  7. The trustee should take care not to put himself into a position in which he may be susceptible to disclosure orders that may conflict with his confidentiality obligations and any applicable statutory confidentiality provisions (such as the Cayman Confidential Relationships (Preservation) Law). If such legislation applies, an application to court will generally be necessary before disclosure is made.
  8. Re B Trust, RBS Coutts v. W & Others, Nov. 26, 2010 (unreported).
  9. A trust created under Part VIII Special Trusts — Alternative Regime of the Cayman Trusts Law (2009 Revision).
  10. Alsop Wilkinson v. Neary [1996] 1 WLR 1220, at p. 1225.
  11. Lloyds Bank v. Byleven [1994-95] CILR 519.
  12. Ibid., at p. 528.
  13. Lemos v. Coutts [1992-93] CILR 460.
  14. If an applicable statutory enforcement reciprocation regime applies, the foreign judgment may be enforceable by simply registering it. Most offshore statutory reciprocation arrangements are limited in scope — in the Cayman Islands, for example, the arrangements extend only to some states in Australia.
  15. See H Trust, supra note 6.
  16. There are some significant differences among the different offshore jurisdictions' foreign element provisions: For example, Isle of Man's provisions don't have an equivalent of Section 93 of the Cayman Trusts Law, which precludes recognition and enforcement of certain foreign orders and judgments.
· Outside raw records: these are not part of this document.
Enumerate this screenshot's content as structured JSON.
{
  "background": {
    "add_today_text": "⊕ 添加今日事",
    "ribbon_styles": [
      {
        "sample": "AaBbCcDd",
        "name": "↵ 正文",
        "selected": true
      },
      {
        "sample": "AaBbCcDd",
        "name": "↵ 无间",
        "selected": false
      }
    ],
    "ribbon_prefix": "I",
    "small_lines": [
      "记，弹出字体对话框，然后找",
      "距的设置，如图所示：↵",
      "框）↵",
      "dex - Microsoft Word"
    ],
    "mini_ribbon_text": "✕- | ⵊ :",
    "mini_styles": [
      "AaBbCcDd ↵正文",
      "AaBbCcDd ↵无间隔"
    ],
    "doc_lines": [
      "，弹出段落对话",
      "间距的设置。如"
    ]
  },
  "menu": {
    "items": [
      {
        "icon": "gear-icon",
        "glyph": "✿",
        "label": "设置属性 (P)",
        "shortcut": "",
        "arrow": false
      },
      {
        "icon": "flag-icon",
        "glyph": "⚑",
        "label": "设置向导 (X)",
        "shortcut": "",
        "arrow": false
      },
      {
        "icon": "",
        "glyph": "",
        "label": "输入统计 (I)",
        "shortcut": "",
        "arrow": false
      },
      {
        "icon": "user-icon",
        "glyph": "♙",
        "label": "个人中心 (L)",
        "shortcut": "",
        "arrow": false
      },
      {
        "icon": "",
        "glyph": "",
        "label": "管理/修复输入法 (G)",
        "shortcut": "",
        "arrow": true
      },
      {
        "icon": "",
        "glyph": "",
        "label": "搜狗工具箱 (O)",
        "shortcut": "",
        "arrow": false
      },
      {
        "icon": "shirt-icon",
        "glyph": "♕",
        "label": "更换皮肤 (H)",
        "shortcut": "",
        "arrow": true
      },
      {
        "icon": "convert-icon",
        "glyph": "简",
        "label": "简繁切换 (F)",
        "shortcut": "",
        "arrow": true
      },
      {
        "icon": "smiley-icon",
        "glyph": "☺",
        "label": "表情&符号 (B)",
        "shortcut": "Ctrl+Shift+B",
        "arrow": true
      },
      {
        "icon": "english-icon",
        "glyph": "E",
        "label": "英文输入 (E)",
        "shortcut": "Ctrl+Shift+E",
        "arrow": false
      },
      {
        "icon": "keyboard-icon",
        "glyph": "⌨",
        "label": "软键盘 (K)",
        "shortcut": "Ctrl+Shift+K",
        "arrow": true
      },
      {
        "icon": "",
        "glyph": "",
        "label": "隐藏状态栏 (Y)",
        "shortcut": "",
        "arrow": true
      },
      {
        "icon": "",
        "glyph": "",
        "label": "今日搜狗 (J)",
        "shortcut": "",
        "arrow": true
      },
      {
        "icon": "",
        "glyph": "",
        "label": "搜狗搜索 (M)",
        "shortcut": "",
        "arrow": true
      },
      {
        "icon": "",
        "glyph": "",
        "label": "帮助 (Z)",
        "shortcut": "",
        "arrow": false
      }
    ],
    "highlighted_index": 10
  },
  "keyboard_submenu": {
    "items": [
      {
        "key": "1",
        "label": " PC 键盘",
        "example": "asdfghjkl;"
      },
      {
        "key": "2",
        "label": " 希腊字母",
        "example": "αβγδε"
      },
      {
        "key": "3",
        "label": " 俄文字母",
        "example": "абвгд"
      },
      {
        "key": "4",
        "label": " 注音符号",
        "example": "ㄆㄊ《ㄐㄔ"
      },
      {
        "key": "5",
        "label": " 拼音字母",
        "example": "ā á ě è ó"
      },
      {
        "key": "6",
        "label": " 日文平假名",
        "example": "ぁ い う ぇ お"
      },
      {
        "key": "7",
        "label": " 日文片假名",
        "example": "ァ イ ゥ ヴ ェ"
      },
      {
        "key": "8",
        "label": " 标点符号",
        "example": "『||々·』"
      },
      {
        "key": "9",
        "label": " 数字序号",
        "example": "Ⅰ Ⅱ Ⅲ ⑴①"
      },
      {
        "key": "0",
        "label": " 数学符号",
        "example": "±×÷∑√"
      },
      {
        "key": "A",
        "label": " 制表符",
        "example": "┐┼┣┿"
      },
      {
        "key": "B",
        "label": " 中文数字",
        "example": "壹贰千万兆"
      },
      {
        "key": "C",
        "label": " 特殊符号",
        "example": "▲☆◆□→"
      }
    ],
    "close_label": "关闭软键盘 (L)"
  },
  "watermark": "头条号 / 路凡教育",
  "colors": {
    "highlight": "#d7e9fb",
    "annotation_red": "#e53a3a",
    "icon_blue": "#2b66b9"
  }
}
Jersey's equivalent of Section 93 applies only to enforcement and doesn't expressly preclude recognition of inconsistent foreign orders.
  17. The provisions don't: (1) validate any disposition of property which isn't owned by the settlor or which he doesn't have power to dispose of, nor does it affect the recognition of foreign laws in determining whether the settlor is the owner of the property; (2) affect the recognition of the laws of the place of incorporation of a company with regards to the capacity of a company; (3) affect the recognition of foreign laws prescribing generally the formalities for disposition of property; (4) validate any trust or disposition of immovable property situated in a jurisdiction other than Cayman, which is invalid according to the laws of such jurisdiction; and (5) validate any testamentary trust or disposition that's invalid according to the laws of the testator's domicile.
  18. As to what will be considered to be the governing law: Section 89(2) provides that a term of the trust expressly selecting the laws of the Cayman Islands will be conclusive regardless of any other circumstances. Section 89(3) provides that a term of the trust that Cayman law is to govern a particular aspect of the trust or that the Cayman courts are the forum for the administration of the trust or any like provision is conclusive evidence, subject to any contrary term, that the parties intended Cayman law to be the governing law of the trust and is valid and effective accordingly.
  19. The same exceptions that apply to Section 90 also apply to Section 91.
  20. Grupo Torras SA v. Bank of Butterfield International Cayman Ltd [2000] CILR 252.
  21. Rubin v. Eurofinance SA [2010] EWCA Civ 895. This case is pending on appeal to the Supreme Court.
  22. The Cayman Islands has adopted The United Nations Commission on International Trade Law model law only as related to corporate insolvencies and not personal bankruptcies.
  23. See Re IMK Trust: Mubarak v. Mubarak [2008] JRC 136 and in the Jersey Court of Appeal [2008] JLR 430.

Rachael Reynolds is a managing associate at Ogier in the Cayman Islands